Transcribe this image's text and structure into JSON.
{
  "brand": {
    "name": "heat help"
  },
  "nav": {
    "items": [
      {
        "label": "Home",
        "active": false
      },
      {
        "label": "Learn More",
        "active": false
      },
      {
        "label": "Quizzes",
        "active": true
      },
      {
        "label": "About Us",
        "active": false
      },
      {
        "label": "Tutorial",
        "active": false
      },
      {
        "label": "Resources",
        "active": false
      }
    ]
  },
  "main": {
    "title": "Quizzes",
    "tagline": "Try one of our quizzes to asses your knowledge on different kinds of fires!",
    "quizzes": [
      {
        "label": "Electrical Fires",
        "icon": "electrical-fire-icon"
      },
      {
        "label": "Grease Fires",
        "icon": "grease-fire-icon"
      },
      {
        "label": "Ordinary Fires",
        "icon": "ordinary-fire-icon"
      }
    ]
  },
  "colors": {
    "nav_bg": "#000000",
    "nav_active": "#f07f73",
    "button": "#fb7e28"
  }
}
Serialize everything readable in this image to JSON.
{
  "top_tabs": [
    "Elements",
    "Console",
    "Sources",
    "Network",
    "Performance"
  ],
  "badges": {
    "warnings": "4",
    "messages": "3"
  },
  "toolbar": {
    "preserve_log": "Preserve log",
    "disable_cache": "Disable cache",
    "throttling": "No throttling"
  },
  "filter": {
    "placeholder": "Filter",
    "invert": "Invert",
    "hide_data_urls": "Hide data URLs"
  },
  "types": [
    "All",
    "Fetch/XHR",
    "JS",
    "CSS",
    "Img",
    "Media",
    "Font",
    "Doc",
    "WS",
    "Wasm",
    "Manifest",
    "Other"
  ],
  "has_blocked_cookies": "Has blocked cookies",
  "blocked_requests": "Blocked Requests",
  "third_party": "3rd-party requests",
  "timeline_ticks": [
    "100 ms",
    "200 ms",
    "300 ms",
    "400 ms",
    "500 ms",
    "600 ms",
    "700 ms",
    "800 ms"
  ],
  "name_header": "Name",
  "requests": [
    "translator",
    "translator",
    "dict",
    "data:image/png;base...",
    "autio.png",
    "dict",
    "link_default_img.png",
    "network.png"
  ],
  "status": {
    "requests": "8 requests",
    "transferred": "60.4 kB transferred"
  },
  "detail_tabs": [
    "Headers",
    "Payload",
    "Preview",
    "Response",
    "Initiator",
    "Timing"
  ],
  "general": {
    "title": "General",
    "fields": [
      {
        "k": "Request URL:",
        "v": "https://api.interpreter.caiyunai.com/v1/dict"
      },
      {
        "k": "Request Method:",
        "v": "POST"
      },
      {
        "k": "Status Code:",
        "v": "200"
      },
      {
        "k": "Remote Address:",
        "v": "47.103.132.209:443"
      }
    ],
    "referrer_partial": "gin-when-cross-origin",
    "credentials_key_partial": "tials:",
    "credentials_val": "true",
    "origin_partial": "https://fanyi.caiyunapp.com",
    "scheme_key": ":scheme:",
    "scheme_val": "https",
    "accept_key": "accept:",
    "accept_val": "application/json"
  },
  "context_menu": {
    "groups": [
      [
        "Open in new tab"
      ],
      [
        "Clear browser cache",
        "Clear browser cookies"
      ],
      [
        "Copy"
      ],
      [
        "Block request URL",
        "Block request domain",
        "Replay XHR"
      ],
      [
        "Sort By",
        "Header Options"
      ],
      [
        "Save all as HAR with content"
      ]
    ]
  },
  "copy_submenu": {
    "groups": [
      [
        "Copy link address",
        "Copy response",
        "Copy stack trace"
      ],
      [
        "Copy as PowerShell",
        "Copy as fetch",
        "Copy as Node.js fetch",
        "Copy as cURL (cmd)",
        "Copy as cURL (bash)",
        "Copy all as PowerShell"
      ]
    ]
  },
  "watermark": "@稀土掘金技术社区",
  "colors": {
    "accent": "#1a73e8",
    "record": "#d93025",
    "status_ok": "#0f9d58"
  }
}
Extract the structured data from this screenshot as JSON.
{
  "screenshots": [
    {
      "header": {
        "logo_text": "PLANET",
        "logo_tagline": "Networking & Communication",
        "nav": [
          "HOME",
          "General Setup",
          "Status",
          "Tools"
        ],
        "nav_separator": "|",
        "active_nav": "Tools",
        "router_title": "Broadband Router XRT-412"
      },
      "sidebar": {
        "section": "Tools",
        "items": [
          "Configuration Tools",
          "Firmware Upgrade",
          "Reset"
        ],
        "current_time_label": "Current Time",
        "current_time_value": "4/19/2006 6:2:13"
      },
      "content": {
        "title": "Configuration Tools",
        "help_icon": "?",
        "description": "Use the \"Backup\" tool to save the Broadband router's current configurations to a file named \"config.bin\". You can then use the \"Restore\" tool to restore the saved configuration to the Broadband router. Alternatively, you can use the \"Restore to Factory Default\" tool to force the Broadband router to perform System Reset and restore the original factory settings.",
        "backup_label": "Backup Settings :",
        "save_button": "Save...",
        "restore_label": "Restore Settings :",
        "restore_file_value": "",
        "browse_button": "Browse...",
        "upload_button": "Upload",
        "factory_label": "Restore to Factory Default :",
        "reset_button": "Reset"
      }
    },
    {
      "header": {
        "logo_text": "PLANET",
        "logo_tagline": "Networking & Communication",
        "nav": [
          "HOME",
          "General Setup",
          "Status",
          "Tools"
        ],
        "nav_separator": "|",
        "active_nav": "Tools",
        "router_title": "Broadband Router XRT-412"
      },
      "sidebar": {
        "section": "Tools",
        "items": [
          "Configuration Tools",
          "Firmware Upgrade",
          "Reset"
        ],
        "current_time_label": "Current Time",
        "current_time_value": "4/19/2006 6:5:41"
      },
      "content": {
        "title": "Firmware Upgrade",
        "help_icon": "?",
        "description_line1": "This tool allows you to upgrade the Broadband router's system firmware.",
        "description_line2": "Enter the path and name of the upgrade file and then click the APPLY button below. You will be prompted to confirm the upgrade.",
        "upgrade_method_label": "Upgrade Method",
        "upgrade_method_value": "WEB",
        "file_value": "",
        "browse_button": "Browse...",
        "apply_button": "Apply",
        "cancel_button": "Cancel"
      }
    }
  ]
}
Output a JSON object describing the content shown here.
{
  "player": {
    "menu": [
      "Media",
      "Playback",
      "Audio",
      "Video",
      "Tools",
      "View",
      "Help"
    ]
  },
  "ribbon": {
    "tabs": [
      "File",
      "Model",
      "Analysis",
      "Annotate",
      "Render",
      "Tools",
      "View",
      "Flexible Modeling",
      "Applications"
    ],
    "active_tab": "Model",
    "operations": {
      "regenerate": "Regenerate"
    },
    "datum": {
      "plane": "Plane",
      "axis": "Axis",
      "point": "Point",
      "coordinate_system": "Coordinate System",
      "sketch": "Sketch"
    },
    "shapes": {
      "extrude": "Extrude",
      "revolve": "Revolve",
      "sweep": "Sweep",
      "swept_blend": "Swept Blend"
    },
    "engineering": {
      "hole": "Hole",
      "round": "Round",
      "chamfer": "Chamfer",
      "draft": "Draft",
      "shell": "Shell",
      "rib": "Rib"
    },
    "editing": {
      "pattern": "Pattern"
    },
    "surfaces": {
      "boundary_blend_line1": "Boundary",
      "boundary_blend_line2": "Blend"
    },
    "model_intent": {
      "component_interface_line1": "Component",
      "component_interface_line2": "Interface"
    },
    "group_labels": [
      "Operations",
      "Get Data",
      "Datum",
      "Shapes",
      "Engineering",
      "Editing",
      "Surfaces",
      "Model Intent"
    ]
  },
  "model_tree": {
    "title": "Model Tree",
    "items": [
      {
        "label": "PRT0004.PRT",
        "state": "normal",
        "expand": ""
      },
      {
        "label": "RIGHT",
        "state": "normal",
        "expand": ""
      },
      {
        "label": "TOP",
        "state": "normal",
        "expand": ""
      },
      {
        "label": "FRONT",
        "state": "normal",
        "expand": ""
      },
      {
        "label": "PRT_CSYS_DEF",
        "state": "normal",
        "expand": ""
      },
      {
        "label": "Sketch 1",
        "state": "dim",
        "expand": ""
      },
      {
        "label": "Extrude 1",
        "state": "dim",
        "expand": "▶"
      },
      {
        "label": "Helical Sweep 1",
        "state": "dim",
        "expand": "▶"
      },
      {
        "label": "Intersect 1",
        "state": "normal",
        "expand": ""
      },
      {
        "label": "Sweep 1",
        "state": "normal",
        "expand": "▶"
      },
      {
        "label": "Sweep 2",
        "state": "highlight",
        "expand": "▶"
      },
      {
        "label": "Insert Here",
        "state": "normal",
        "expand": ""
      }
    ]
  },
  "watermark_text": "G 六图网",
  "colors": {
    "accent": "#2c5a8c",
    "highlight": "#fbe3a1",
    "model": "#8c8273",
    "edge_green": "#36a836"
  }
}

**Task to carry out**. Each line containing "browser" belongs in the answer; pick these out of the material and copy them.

**Response area**.
        "Clear browser cache",
        "Clear browser cookies"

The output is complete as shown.